Maslow introduced marketers and psychologists to the concept of a hierarchy of needs, where human beings move to the next level once their needs at the current level are met. In ascending order, Maslow’s hierarchy involves physiological needs, safety, belonging, esteem and self-actualisation.
- Remember Frederick Herzberg
Herzberg introduced psychologists to his two-factor theory – which divides needs into two categories – hygiene and motivational. This distinction is particularly important to marketers as they make a distinction between the needs all brands must satisfy and those which can provide a point of difference.
- Remember it is 2019
Marketers might pay more attention to the needs that recent research has suggested drive purchase behaviour among consumers of 2019. They are – certainty, variety, significance, connection, growth, and contribution. Focusing on these needs requires accepting that physiological needs are met.
We all want to know that the sun will rise tomorrow – even though, one day it will not. We all want to know that our car will start tomorrow and that the products we buy will perform and deliver just as the vendor and manufacturer say they will. Brands delivering certainty out-perform those that don’t.
Unless you are a child, you probably do not like watching the same movie over and over again. You want and appreciate variety. Within the parameters that deliver the required – and perhaps more important certainty – variety is something most consumers seek.

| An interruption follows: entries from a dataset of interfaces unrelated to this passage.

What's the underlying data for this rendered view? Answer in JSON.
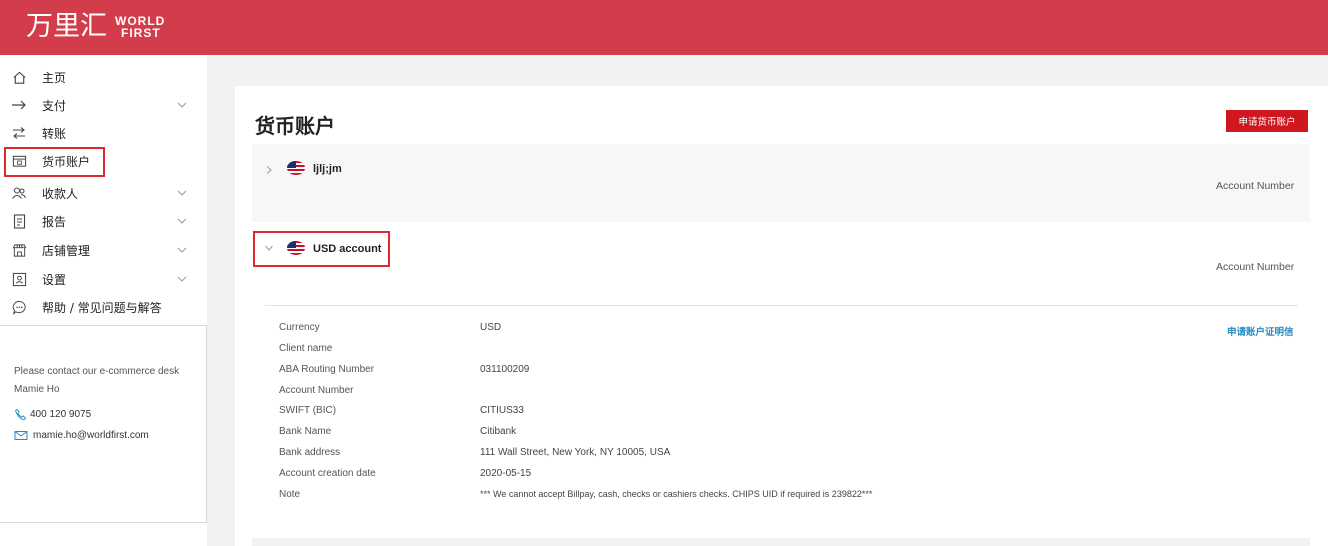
{
  "brand": {
    "cn": "万里汇",
    "en_line1": "WORLD",
    "en_line2": "FIRST",
    "color": "#d33c4a"
  },
  "sidebar": {
    "items": [
      {
        "label": "主页",
        "icon": "home-icon",
        "chevron": false
      },
      {
        "label": "支付",
        "icon": "arrow-right-icon",
        "chevron": true
      },
      {
        "label": "转账",
        "icon": "transfer-icon",
        "chevron": false
      },
      {
        "label": "货币账户",
        "icon": "wallet-icon",
        "chevron": false,
        "active": true
      },
      {
        "label": "收款人",
        "icon": "users-icon",
        "chevron": true
      },
      {
        "label": "报告",
        "icon": "report-icon",
        "chevron": true
      },
      {
        "label": "店铺管理",
        "icon": "store-icon",
        "chevron": true
      },
      {
        "label": "设置",
        "icon": "settings-icon",
        "chevron": true
      },
      {
        "label": "帮助 / 常见问题与解答",
        "icon": "help-icon",
        "chevron": false
      }
    ],
    "contact": {
      "intro": "Please contact our e-commerce desk",
      "name": "Mamie Ho",
      "phone": "400 120 9075",
      "email": "mamie.ho@worldfirst.com"
    }
  },
  "main": {
    "title": "货币账户",
    "apply_button": "申请货币账户",
    "accounts": [
      {
        "name": "ljlj;jm",
        "account_number_label": "Account Number",
        "expanded": false
      },
      {
        "name": "USD account",
        "account_number_label": "Account Number",
        "expanded": true
      }
    ],
    "certificate_link": "申请账户证明信",
    "details": [
      {
        "label": "Currency",
        "value": "USD"
      },
      {
        "label": "Client name",
        "value": ""
      },
      {
        "label": "ABA Routing Number",
        "value": "031100209"
      },
      {
        "label": "Account Number",
        "value": ""
      },
      {
        "label": "SWIFT (BIC)",
        "value": "CITIUS33"
      },
      {
        "label": "Bank Name",
        "value": "Citibank"
      },
      {
        "label": "Bank address",
        "value": "111 Wall Street, New York, NY 10005, USA"
      },
      {
        "label": "Account creation date",
        "value": "2020-05-15"
      },
      {
        "label": "Note",
        "value": "*** We cannot accept Billpay, cash, checks or cashiers checks. CHIPS UID if required is 239822***"
      }
    ]
  },
  "colors": {
    "accent_red": "#d0161f",
    "highlight_red": "#e0262e",
    "link_blue": "#2a8bc0"
  }
}
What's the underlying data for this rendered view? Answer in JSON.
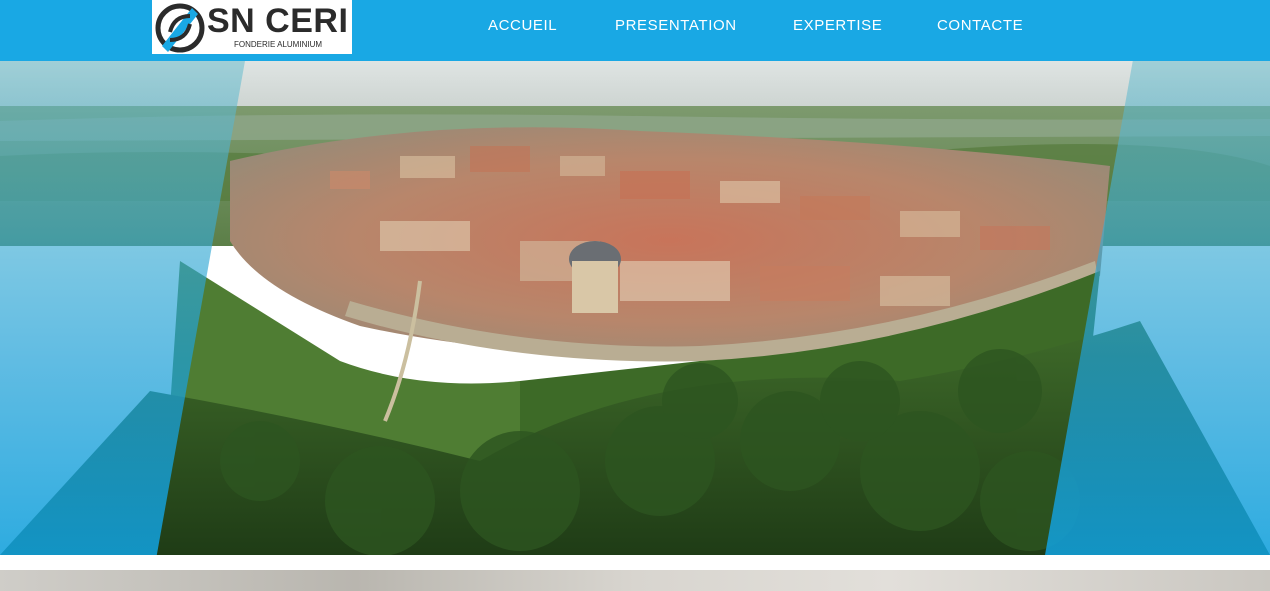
{
  "brand": {
    "name_main": "SN CERI",
    "tagline": "FONDERIE ALUMINIUM",
    "accent_color": "#19a8e4",
    "dark_color": "#2b2b2b"
  },
  "nav": {
    "items": [
      {
        "label": "ACCUEIL"
      },
      {
        "label": "PRESENTATION"
      },
      {
        "label": "EXPERTISE"
      },
      {
        "label": "CONTACTE"
      }
    ]
  },
  "hero": {
    "image": "aerial-view-hilltop-walled-town",
    "overlay_color": "#19a8e4"
  },
  "colors": {
    "header_bg": "#19a8e4",
    "nav_text": "#ffffff"
  }
}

All human beings, and not just consumers want to feel significant. Most human beings want to believe that their currency and custom are valued and that they will be taken seriously and treated with respect when they make a purchase. They like to be remembered and valued.
All human beings need and seek connection – even loners. The greatest predictor of life expectancy is not genetics or fitness – but rather connection. Connected people live longer. Building relationships and communities can be powerful marketing strategies.
Not everyone wants to be richer today than they were yesterday – but research suggests that it is a core human need to feel more in some way today than we did yesterday. We all want to feel we are moving ahead – and will purchase products and services that will support this feeling.
Consistent with the desire for significance, most human beings like to feel that the world is a better place with them in it and that they are in some way making a positive contribution to the world they live in. We want to give back or at least feel like we are giving back – and we will pay for it.